▼

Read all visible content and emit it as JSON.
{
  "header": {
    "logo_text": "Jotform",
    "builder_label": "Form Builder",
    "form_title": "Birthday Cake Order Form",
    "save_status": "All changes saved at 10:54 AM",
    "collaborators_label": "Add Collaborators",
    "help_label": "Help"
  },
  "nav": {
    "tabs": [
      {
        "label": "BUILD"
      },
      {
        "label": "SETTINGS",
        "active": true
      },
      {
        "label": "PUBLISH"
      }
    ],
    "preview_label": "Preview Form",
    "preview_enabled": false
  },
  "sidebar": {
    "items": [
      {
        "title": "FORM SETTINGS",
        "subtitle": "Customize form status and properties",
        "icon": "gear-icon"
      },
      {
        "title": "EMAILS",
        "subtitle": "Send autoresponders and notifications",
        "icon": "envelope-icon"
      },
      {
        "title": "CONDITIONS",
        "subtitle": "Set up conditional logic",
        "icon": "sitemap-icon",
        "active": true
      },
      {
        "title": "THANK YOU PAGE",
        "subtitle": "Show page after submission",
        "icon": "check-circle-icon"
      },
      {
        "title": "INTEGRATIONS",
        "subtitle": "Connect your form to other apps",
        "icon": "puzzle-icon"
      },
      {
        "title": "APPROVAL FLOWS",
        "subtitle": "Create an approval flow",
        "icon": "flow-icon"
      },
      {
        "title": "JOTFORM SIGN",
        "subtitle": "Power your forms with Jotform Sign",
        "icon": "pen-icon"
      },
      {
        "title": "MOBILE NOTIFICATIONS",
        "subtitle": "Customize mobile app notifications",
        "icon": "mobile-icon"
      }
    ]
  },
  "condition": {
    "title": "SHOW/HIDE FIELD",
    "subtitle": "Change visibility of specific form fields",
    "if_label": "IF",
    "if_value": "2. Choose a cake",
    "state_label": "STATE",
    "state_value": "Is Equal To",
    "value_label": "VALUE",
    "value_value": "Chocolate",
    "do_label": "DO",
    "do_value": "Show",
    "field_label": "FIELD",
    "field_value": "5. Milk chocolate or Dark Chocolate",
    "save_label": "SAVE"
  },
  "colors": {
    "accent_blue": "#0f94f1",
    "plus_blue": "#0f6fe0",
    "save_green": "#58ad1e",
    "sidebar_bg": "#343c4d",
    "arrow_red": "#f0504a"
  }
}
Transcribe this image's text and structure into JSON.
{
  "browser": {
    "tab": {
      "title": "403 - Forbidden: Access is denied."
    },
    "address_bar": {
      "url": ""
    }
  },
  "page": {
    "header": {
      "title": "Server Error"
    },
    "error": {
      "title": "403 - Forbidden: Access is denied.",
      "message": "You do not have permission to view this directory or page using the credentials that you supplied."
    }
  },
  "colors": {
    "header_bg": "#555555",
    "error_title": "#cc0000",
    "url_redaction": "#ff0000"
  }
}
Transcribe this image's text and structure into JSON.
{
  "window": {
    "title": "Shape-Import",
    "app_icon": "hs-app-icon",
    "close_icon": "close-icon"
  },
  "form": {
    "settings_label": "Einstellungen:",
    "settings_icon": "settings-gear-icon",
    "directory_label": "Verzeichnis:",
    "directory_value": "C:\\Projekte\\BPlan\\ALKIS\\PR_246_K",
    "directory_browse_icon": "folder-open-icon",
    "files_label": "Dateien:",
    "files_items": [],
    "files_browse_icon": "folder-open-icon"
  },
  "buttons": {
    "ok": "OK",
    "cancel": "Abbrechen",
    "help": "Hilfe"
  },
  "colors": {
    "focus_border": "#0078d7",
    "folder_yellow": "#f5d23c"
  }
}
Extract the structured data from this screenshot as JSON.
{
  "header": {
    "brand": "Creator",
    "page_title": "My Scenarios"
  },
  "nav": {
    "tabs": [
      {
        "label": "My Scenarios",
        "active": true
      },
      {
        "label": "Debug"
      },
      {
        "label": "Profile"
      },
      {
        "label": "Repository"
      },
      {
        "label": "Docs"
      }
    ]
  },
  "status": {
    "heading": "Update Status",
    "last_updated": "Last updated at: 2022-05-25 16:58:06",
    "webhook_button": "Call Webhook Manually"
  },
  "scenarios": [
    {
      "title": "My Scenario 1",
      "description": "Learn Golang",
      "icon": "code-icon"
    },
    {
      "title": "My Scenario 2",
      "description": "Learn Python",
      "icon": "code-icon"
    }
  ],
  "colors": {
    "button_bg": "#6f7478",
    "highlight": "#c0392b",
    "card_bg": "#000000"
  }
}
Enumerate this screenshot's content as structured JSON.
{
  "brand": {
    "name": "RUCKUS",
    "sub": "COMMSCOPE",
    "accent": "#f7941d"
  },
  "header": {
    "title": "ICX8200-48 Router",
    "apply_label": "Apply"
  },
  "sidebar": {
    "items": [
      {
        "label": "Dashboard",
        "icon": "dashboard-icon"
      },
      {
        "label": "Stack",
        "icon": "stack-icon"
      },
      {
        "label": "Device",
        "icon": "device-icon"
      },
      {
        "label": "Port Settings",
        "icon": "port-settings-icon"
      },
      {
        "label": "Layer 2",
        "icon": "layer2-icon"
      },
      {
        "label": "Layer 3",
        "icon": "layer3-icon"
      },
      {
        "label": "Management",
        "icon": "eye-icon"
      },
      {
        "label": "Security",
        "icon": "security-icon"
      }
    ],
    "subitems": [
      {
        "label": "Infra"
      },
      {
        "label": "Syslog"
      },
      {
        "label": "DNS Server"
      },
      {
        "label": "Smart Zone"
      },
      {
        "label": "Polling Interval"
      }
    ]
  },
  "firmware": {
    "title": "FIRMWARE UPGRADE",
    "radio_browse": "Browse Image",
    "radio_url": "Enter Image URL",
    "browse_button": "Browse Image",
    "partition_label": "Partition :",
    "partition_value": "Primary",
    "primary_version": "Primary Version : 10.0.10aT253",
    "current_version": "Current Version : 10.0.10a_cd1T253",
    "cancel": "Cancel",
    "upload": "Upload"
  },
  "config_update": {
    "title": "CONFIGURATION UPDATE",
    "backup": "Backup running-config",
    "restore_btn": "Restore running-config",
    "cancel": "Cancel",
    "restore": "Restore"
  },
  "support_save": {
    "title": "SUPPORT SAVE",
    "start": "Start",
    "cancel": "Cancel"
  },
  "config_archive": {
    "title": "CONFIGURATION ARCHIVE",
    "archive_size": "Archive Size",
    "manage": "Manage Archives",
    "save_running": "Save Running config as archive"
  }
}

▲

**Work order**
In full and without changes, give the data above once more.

**Your response**
Read all visible content and emit it as JSON.
{
  "header": {
    "logo_text": "Jotform",
    "builder_label": "Form Builder",
    "form_title": "Birthday Cake Order Form",
    "save_status": "All changes saved at 10:54 AM",
    "collaborators_label": "Add Collaborators",
    "help_label": "Help"
  },
  "nav": {
    "tabs": [
      {
        "label": "BUILD"
      },
      {
        "label": "SETTINGS",
        "active": true
      },
      {
        "label": "PUBLISH"
      }
    ],
    "preview_label": "Preview Form",
    "preview_enabled": false
  },
  "sidebar": {
    "items": [
      {
        "title": "FORM SETTINGS",
        "subtitle": "Customize form status and properties",
        "icon": "gear-icon"
      },
      {
        "title": "EMAILS",
        "subtitle": "Send autoresponders and notifications",
        "icon": "envelope-icon"
      },
      {
        "title": "CONDITIONS",
        "subtitle": "Set up conditional logic",
        "icon": "sitemap-icon",
        "active": true
      },
      {
        "title": "THANK YOU PAGE",
        "subtitle": "Show page after submission",
        "icon": "check-circle-icon"
      },
      {
        "title": "INTEGRATIONS",
        "subtitle": "Connect your form to other apps",
        "icon": "puzzle-icon"
      },
      {
        "title": "APPROVAL FLOWS",
        "subtitle": "Create an approval flow",
        "icon": "flow-icon"
      },
      {
        "title": "JOTFORM SIGN",
        "subtitle": "Power your forms with Jotform Sign",
        "icon": "pen-icon"
      },
      {
        "title": "MOBILE NOTIFICATIONS",
        "subtitle": "Customize mobile app notifications",
        "icon": "mobile-icon"
      }
    ]
  },
  "condition": {
    "title": "SHOW/HIDE FIELD",
    "subtitle": "Change visibility of specific form fields",
    "if_label": "IF",
    "if_value": "2. Choose a cake",
    "state_label": "STATE",
    "state_value": "Is Equal To",
    "value_label": "VALUE",
    "value_value": "Chocolate",
    "do_label": "DO",
    "do_value": "Show",
    "field_label": "FIELD",
    "field_value": "5. Milk chocolate or Dark Chocolate",
    "save_label": "SAVE"
  },
  "colors": {
    "accent_blue": "#0f94f1",
    "plus_blue": "#0f6fe0",
    "save_green": "#58ad1e",
    "sidebar_bg": "#343c4d",
    "arrow_red": "#f0504a"
  }
}
Transcribe this image's text and structure into JSON.
{
  "browser": {
    "tab": {
      "title": "403 - Forbidden: Access is denied."
    },
    "address_bar": {
      "url": ""
    }
  },
  "page": {
    "header": {
      "title": "Server Error"
    },
    "error": {
      "title": "403 - Forbidden: Access is denied.",
      "message": "You do not have permission to view this directory or page using the credentials that you supplied."
    }
  },
  "colors": {
    "header_bg": "#555555",
    "error_title": "#cc0000",
    "url_redaction": "#ff0000"
  }
}
Transcribe this image's text and structure into JSON.
{
  "window": {
    "title": "Shape-Import",
    "app_icon": "hs-app-icon",
    "close_icon": "close-icon"
  },
  "form": {
    "settings_label": "Einstellungen:",
    "settings_icon": "settings-gear-icon",
    "directory_label": "Verzeichnis:",
    "directory_value": "C:\\Projekte\\BPlan\\ALKIS\\PR_246_K",
    "directory_browse_icon": "folder-open-icon",
    "files_label": "Dateien:",
    "files_items": [],
    "files_browse_icon": "folder-open-icon"
  },
  "buttons": {
    "ok": "OK",
    "cancel": "Abbrechen",
    "help": "Hilfe"
  },
  "colors": {
    "focus_border": "#0078d7",
    "folder_yellow": "#f5d23c"
  }
}
Extract the structured data from this screenshot as JSON.
{
  "header": {
    "brand": "Creator",
    "page_title": "My Scenarios"
  },
  "nav": {
    "tabs": [
      {
        "label": "My Scenarios",
        "active": true
      },
      {
        "label": "Debug"
      },
      {
        "label": "Profile"
      },
      {
        "label": "Repository"
      },
      {
        "label": "Docs"
      }
    ]
  },
  "status": {
    "heading": "Update Status",
    "last_updated": "Last updated at: 2022-05-25 16:58:06",
    "webhook_button": "Call Webhook Manually"
  },
  "scenarios": [
    {
      "title": "My Scenario 1",
      "description": "Learn Golang",
      "icon": "code-icon"
    },
    {
      "title": "My Scenario 2",
      "description": "Learn Python",
      "icon": "code-icon"
    }
  ],
  "colors": {
    "button_bg": "#6f7478",
    "highlight": "#c0392b",
    "card_bg": "#000000"
  }
}
Enumerate this screenshot's content as structured JSON.
{
  "brand": {
    "name": "RUCKUS",
    "sub": "COMMSCOPE",
    "accent": "#f7941d"
  },
  "header": {
    "title": "ICX8200-48 Router",
    "apply_label": "Apply"
  },
  "sidebar": {
    "items": [
      {
        "label": "Dashboard",
        "icon": "dashboard-icon"
      },
      {
        "label": "Stack",
        "icon": "stack-icon"
      },
      {
        "label": "Device",
        "icon": "device-icon"
      },
      {
        "label": "Port Settings",
        "icon": "port-settings-icon"
      },
      {
        "label": "Layer 2",
        "icon": "layer2-icon"
      },
      {
        "label": "Layer 3",
        "icon": "layer3-icon"
      },
      {
        "label": "Management",
        "icon": "eye-icon"
      },
      {
        "label": "Security",
        "icon": "security-icon"
      }
    ],
    "subitems": [
      {
        "label": "Infra"
      },
      {
        "label": "Syslog"
      },
      {
        "label": "DNS Server"
      },
      {
        "label": "Smart Zone"
      },
      {
        "label": "Polling Interval"
      }
    ]
  },
  "firmware": {
    "title": "FIRMWARE UPGRADE",
    "radio_browse": "Browse Image",
    "radio_url": "Enter Image URL",
    "browse_button": "Browse Image",
    "partition_label": "Partition :",
    "partition_value": "Primary",
    "primary_version": "Primary Version : 10.0.10aT253",
    "current_version": "Current Version : 10.0.10a_cd1T253",
    "cancel": "Cancel",
    "upload": "Upload"
  },
  "config_update": {
    "title": "CONFIGURATION UPDATE",
    "backup": "Backup running-config",
    "restore_btn": "Restore running-config",
    "cancel": "Cancel",
    "restore": "Restore"
  },
  "support_save": {
    "title": "SUPPORT SAVE",
    "start": "Start",
    "cancel": "Cancel"
  },
  "config_archive": {
    "title": "CONFIGURATION ARCHIVE",
    "archive_size": "Archive Size",
    "manage": "Manage Archives",
    "save_running": "Save Running config as archive"
  }
}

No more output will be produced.